Some years ago I embarked on the odyssey of reading a biography of every U.S. president. After watching a program on the American Revolution I was intrigued by the story of Benedict Arnold and got a book out of the library on his life. That led me to read a biography of George Washington. And I was hooked. Reading biographies teaches me much about history, but also about living and working in the world. I just finished Andrew Johnson, by Hans L. Trefousse, a well-written and readable biography of one of lowest ranked presidents. Andrew Johnson is famous for being the Vice President left with the daunting task of picking up the pieces after the assassination of Abraham Lincoln and for being the first U.S. President to be impeached. While no one could have effectively followed Lincoln, one of our greatest presidents, Johnson did a really poor job of it. He deserves his low rank among our presidents because he squandered the opportunity to integrate ex-slaves into the nation. Instead he entrenched the racism that would yield the Jim Crow south that would reign until the Civil Rights era. Still, I learned a lot from reading about his life, and I do think of him more highly than some of the other presidents whose biographies I have read. I actually found much to admire about Johnson. One of the oddities of presidential history is that some great men have been mediocre, or even bad, presidents. It all depends on what they face, and how they face it. Johnson was a natural leader and an effective politician. He rose from poverty, not exactly to riches, but certainly to prominence, being first a renown tailor in Greeneville, Tennessee. He quickly moved into local political leadership and then served 10 years in Congress. He was elected Governor and then Senator. Through it all he consistently pursued economic responsibility and championed the cause of the farmer and tradesman, his people. Even at the federal level he stuck to that program even when he had much to gain by “compromising”. This won him the support of the people, something he always believed he retained, but also made enemies of many of his fellow Congressmen and Senators. Johnson became Lincoln’s second Vice-President because of his stalwart support of the Union even as the south seceded and the war began. He refused to go along with the South not because he was against slavery, for he was not, but because he believed the challenges the country faced could be solved by working within the Constitution. He was willing to defy most of his own state, at great personal danger, in this belief. Lincoln noticed and first installed him as Military Governor of Tennessee, and then made him his running mate for his second term. Not long after the election, and the Confederate surrender at Appomattox, Lincoln was assassinated and Johnson became President.

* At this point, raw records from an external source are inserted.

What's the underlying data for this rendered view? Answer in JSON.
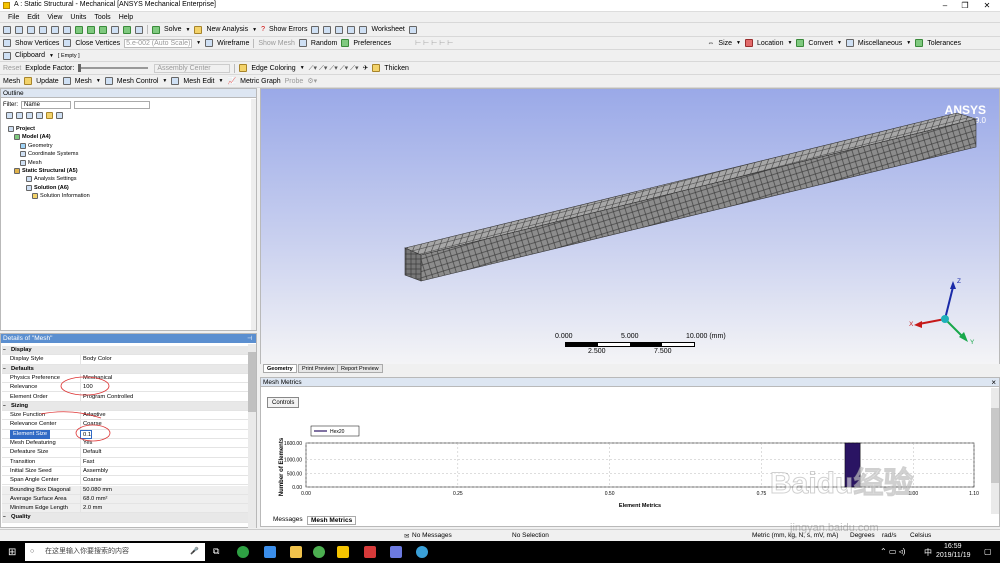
{
  "window": {
    "title": "A : Static Structural - Mechanical [ANSYS Mechanical Enterprise]",
    "minimize": "–",
    "restore": "❐",
    "close": "✕"
  },
  "menu": [
    "File",
    "Edit",
    "View",
    "Units",
    "Tools",
    "Help"
  ],
  "toolbar1": {
    "solve": "Solve",
    "new_analysis": "New Analysis",
    "show_errors": "Show Errors",
    "worksheet": "Worksheet"
  },
  "toolbar2": {
    "show_vertices": "Show Vertices",
    "close_vertices": "Close Vertices",
    "vertex_value": "5.e-002 (Auto Scale)",
    "wireframe": "Wireframe",
    "show_mesh": "Show Mesh",
    "random": "Random",
    "preferences": "Preferences",
    "size": "Size",
    "location": "Location",
    "convert": "Convert",
    "miscellaneous": "Miscellaneous",
    "tolerances": "Tolerances"
  },
  "toolbar3": {
    "clipboard": "Clipboard",
    "clipboard_value": "[ Empty ]"
  },
  "toolbar4": {
    "reset": "Reset",
    "explode_factor": "Explode Factor:",
    "assembly_center": "Assembly Center",
    "edge_coloring": "Edge Coloring",
    "thicken": "Thicken"
  },
  "toolbar5": {
    "mesh": "Mesh",
    "update": "Update",
    "mesh_dd": "Mesh",
    "mesh_control": "Mesh Control",
    "mesh_edit": "Mesh Edit",
    "metric_graph": "Metric Graph",
    "probe": "Probe"
  },
  "outline": {
    "title": "Outline",
    "filter_label": "Filter:",
    "filter_value": "Name",
    "tree": [
      {
        "label": "Project",
        "bold": true
      },
      {
        "label": "Model (A4)",
        "bold": true
      },
      {
        "label": "Geometry",
        "bold": false
      },
      {
        "label": "Coordinate Systems",
        "bold": false
      },
      {
        "label": "Mesh",
        "bold": false
      },
      {
        "label": "Static Structural (A5)",
        "bold": true
      },
      {
        "label": "Analysis Settings",
        "bold": false
      },
      {
        "label": "Solution (A6)",
        "bold": true
      },
      {
        "label": "Solution Information",
        "bold": false
      }
    ]
  },
  "details": {
    "title": "Details of \"Mesh\"",
    "rows": [
      {
        "type": "group",
        "key": "Display"
      },
      {
        "type": "row",
        "key": "Display Style",
        "value": "Body Color"
      },
      {
        "type": "group",
        "key": "Defaults"
      },
      {
        "type": "row",
        "key": "Physics Preference",
        "value": "Mechanical"
      },
      {
        "type": "row",
        "key": "Relevance",
        "value": "100"
      },
      {
        "type": "row",
        "key": "Element Order",
        "value": "Program Controlled"
      },
      {
        "type": "group",
        "key": "Sizing"
      },
      {
        "type": "row",
        "key": "Size Function",
        "value": "Adaptive"
      },
      {
        "type": "row",
        "key": "Relevance Center",
        "value": "Coarse"
      },
      {
        "type": "sel",
        "key": "Element Size",
        "value": "0.1"
      },
      {
        "type": "row",
        "key": "Mesh Defeaturing",
        "value": "Yes"
      },
      {
        "type": "row",
        "key": "Defeature Size",
        "value": "Default"
      },
      {
        "type": "row",
        "key": "Transition",
        "value": "Fast"
      },
      {
        "type": "row",
        "key": "Initial Size Seed",
        "value": "Assembly"
      },
      {
        "type": "row",
        "key": "Span Angle Center",
        "value": "Coarse"
      },
      {
        "type": "shade",
        "key": "Bounding Box Diagonal",
        "value": "50.080 mm"
      },
      {
        "type": "shade",
        "key": "Average Surface Area",
        "value": "68.0 mm²"
      },
      {
        "type": "shade",
        "key": "Minimum Edge Length",
        "value": "2.0 mm"
      },
      {
        "type": "group",
        "key": "Quality"
      }
    ]
  },
  "viewport": {
    "logo": "ANSYS",
    "version": "R19.0",
    "scale_top": [
      "0.000",
      "5.000",
      "10.000 (mm)"
    ],
    "scale_bottom": [
      "2.500",
      "7.500"
    ],
    "axis_x": "X",
    "axis_y": "Y",
    "axis_z": "Z"
  },
  "view_tabs": [
    "Geometry",
    "Print Preview",
    "Report Preview"
  ],
  "metrics": {
    "title": "Mesh Metrics",
    "controls_button": "Controls",
    "legend": "Hex20",
    "ylabel": "Number of Elements",
    "xlabel": "Element Metrics",
    "close": "×"
  },
  "chart_data": {
    "type": "bar",
    "title": "",
    "xlabel": "Element Metrics",
    "ylabel": "Number of Elements",
    "series": [
      {
        "name": "Hex20",
        "x": [
          0.9
        ],
        "values": [
          1600
        ],
        "color": "#2a1463"
      }
    ],
    "x_ticks": [
      "0.00",
      "0.25",
      "0.50",
      "0.75",
      "1.00",
      "1.10"
    ],
    "x_tick_values": [
      0,
      0.25,
      0.5,
      0.75,
      1.0,
      1.1
    ],
    "y_ticks": [
      "1600.00",
      "1000.00",
      "500.00",
      "0.00"
    ],
    "y_tick_values": [
      1600,
      1000,
      500,
      0
    ],
    "xlim": [
      0,
      1.1
    ],
    "ylim": [
      0,
      1600
    ],
    "bar_width": 0.025,
    "grid": true
  },
  "bottom_tabs": [
    "Messages",
    "Mesh Metrics"
  ],
  "status": {
    "messages": "No Messages",
    "selection": "No Selection",
    "units": "Metric (mm, kg, N, s, mV, mA)",
    "degrees": "Degrees",
    "rads": "rad/s",
    "temp": "Celsius"
  },
  "taskbar": {
    "search": "在这里输入你要搜索的内容",
    "ime": "中",
    "time": "16:59",
    "date": "2019/11/19"
  },
  "watermark": {
    "brand": "Baidu经验",
    "url": "jingyan.baidu.com"
  }
}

I have never really thought much about the challenges the country faced after the Civil War ended. What do you do after half the country has rebelled and then lost? How do you rebuild? What do you do with the rebel leaders? These are the difficult questions of Reconstruction. One of the great “what-if’s” of history is what if Lincoln had not been killed? What would he have done to rebuild the nation? No one really knows. But Johnson believed he knew. And he did it no matter what anyone else, even Congress thought. Next time we’ll look at the lessons I learned from Johnson, from this bottom-of-the-barrel President.